Some of the works which link time and violence require some contextual knowledge to fully come alive in their interpretive possibilities. They are among the most satisfying in the exhibition. Oscar Munoz, like Muniz, is a kind of ''illusionist'', but with a much darker ''message''. In ''Aliento'' (Breath), he has polished small steel discs to mirror-like smoothness on which is an oily imprint of photos of people, which faintly appear when breathed upon. In an act of transmutation, your self-reflection is suddenly replaced with the face of a victim of Colombian violence. Lazaro Saavedra''s ''Suspended Knives'' are fascinating for their interactivity beyond mere contemplation since the viewer feels a chill at the thought of walking beneath them. The knives are clinically arranged in a strict grid pattern, suggesting a sinister rationalisation of violence, and are encased in the claustrophobic space of a windowless black cubicle, the entire scene gesturing towards the fear under which many people in Latin America live on a daily basis.
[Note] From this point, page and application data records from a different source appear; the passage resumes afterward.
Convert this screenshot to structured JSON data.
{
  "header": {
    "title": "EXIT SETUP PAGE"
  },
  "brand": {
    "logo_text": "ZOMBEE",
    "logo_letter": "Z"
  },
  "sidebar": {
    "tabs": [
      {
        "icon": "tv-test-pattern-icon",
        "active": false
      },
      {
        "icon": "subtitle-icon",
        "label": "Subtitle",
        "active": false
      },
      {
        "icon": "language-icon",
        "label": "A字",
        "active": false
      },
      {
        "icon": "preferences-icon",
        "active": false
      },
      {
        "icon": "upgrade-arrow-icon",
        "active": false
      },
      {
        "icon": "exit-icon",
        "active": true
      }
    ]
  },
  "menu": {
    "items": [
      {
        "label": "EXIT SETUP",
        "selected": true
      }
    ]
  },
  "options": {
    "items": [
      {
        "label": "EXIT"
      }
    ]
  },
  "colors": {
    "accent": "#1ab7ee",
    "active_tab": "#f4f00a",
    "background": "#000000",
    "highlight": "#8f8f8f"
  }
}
Doris Salcedo''s chairs are fused in an unnatural pose, the remnants of a violent act, namely the attack twenty years ago on the Justice Building in Bogotá by the Colombian armed forces intent on liberating hostages held by a Marxist guerrilla group. The ensuing attack left most of the hostages dead and the destruction of the building. In Salcedo''s stark memorialisation, sets of ashen-coloured chairs are set off from one another in seemingly random pattern, or convolutedly stacked, suggesting anomie but also solitude, irrationality and tragedy. Betsabee Romero works with old cars and car tyres: the automobile as a symbol of US modernity, but also its paraphrase and re-functioning within Chicano ''low-rider'' car culture. Her works involve crafted art objects which are then photographed in situ as part of a much larger and more complex framing. In ''Requiem for the unknown pedestrian'', Romero presents a series of car tyres etched with differing patterns which have been printed on to a canvas in the form of a quasi-musical score perhaps to honour the pedestrian dead or simply the pedestrian overshadowed by a technological culture massively over-determined by the automobile. The tyres are aligned choir-like in front of the score, as if to signal the gravity of the scene, but also its perversity.

The exiled Cuban, Manuel Pina, has photographed the sea looking out from the Cuban coastline. The tight cropping of the upper portion of the black and white photos (the sky) creates a feeling of tension and claustrophobia juxtaposed to an overwhelming and wide sea, which seems to point to the sea as both limit of the (now colourless?) Cuban Revolution, but also as a promise of freedom (the passage across the Florida Strait). A young boy is suspended in a dive towards the open expanse of the water. Where to Cuba?

This exhibition reminds us of two things: that Latin American art is alive and well; and that it is often intensely political.

Jeff Browitt